A Park City High School graduate prosecutors accused of inappropriately touching another person pleaded guilty to a class B misdemeanor of disorderly conduct Monday.

The charge against the graduate, Bernhardt Pederson, 18, was changed from a class A misdemeanor count of sexual battery as part of a plea in abeyance agreement. Court documents stated that he and fellow graduates Carter Hall and Joseph Lukrich were involved in inappropriate behavior against another person during a gym class and that Pederson placed his foot on the person’s testicles. Lukrich and Hall were also charged with a class A misdemeanor count of sexual battery, and Hall faces an additional class A misdemeanor count of stalking.
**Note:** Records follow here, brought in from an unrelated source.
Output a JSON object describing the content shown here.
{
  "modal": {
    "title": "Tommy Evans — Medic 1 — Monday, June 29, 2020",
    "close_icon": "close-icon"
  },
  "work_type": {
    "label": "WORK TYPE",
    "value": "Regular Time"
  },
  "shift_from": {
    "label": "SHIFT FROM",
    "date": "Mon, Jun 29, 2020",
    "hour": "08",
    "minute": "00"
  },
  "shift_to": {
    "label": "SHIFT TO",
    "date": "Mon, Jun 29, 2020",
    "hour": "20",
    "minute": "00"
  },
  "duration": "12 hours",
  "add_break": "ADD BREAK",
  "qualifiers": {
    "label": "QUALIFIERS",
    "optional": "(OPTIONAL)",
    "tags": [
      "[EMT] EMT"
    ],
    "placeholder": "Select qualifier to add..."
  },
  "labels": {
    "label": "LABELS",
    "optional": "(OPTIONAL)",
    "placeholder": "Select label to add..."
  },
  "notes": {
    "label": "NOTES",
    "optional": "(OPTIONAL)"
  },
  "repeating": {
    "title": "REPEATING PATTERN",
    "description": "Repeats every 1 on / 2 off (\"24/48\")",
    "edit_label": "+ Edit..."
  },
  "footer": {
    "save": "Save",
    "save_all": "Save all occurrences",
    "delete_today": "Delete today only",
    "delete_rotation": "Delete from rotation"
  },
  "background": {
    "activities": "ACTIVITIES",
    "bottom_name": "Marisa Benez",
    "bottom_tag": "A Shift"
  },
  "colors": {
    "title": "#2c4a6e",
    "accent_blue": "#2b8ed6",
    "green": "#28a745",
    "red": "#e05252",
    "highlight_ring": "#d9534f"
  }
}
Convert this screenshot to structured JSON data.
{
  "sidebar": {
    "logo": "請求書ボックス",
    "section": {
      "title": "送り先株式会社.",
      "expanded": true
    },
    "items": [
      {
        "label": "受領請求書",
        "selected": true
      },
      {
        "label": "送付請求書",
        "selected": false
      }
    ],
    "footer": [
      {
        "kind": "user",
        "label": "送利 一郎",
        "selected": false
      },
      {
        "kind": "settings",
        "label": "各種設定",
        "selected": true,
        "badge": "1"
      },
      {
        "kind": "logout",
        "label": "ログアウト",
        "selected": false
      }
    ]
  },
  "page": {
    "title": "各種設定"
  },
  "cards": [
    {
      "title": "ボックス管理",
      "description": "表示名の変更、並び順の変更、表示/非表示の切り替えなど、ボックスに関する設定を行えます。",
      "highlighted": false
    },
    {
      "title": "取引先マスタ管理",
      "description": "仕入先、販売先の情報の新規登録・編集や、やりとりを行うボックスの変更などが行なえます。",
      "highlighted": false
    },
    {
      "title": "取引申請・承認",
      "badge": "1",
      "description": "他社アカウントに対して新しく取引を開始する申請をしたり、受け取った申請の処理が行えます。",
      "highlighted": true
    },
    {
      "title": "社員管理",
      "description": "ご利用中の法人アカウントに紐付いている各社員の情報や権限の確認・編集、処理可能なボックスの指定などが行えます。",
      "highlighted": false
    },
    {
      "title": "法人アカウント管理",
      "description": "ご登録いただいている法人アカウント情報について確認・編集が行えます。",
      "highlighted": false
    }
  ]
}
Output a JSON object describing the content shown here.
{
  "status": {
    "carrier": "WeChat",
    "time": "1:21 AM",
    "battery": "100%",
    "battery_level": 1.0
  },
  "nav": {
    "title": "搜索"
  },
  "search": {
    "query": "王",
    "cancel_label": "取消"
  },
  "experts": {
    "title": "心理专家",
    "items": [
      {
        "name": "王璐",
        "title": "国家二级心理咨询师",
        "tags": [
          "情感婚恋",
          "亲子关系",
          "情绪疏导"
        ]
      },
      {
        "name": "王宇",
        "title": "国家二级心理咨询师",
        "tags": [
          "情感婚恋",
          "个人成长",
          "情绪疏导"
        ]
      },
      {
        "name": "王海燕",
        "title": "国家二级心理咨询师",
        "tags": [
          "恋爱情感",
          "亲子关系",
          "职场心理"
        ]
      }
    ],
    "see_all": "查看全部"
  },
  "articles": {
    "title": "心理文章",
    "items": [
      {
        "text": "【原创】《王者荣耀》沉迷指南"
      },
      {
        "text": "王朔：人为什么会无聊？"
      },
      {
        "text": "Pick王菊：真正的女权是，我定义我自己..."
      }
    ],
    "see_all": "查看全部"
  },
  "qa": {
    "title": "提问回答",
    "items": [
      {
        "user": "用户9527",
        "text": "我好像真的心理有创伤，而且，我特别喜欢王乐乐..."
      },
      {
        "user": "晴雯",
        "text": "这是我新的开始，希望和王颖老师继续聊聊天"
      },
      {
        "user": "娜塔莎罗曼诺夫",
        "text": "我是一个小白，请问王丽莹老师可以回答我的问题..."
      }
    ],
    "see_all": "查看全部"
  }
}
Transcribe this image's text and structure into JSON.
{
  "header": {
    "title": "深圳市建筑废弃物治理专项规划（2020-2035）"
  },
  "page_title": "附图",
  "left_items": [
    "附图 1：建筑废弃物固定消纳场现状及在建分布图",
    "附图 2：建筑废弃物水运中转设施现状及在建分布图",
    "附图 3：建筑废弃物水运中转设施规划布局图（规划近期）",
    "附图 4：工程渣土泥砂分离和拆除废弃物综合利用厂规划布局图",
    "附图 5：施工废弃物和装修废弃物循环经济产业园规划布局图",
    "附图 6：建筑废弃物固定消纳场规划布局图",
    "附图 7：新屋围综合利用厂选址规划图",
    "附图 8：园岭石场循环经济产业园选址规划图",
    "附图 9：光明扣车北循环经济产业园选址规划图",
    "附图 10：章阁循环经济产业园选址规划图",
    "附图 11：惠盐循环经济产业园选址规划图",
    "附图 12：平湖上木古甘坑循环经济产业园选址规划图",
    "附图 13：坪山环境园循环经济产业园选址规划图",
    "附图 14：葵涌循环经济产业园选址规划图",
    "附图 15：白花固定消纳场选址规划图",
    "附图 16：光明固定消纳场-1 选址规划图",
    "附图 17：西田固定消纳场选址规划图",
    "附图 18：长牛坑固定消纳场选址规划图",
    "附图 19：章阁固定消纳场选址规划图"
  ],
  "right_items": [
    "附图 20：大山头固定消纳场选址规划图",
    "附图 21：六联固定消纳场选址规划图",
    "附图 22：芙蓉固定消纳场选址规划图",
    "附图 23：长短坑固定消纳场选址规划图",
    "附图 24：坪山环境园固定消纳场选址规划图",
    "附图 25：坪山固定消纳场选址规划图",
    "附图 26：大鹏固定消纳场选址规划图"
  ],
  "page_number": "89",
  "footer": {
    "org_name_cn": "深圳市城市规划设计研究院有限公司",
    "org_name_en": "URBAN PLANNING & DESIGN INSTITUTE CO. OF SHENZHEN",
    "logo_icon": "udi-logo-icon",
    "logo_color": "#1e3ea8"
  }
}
Court documents indicate Pederson’s misdemeanor could be dismissed if he follows the conditions of the agreement, which include paying an abeyance fee of $300, completing 25 hours of community service for a nonprofit, and writing a two-page letter on the effect of bullying and a letter of apology to the victim. He must also “maintain good behavior and have no violations of the law,” according to court documents.

Margaret Olson, the Summit County attorney, said that similar plea deals, including the lowering of charges from class A to class B misdemeanors, are common for first-time offenders.

Hearings for Hall and Lukrich were continued to July 16.

Pederson’s lawyer, Greg Skordas, said that the charge of disorderly conduct “more closely fit the conduct.” He said that he believes Pederson did not engage in sexual battery, but that the behavior was intimidating to the victim. He previously told The Park Record that he didn’t believe his client committed an illegal act and that he was disappointed that police pursued the situation as a criminal matter. He said he stands by that statement.

“Sometimes you resolve a case even though you believe your client will ultimately be acquitted,” he said. “It has weighed heavily on him and his family, and I think a lot of people want this behind them.”


Support Local Journalism

Support Local Journalism

Readers around Park City and Summit County make the Park Record's work possible. Your financial contribution supports our efforts to deliver quality, locally relevant journalism.

Now more than ever, your support is critical to help us keep our community informed about the evolving coronavirus pandemic and the impact it is having locally. Every contribution, however large or small, will make a difference.

Each donation will be used exclusively for the development and creation of increased news coverage.

 


Start a dialogue, stay on topic and be civil.
If you don't follow the rules, your comment may be deleted.

User Legend: iconModerator iconTrusted User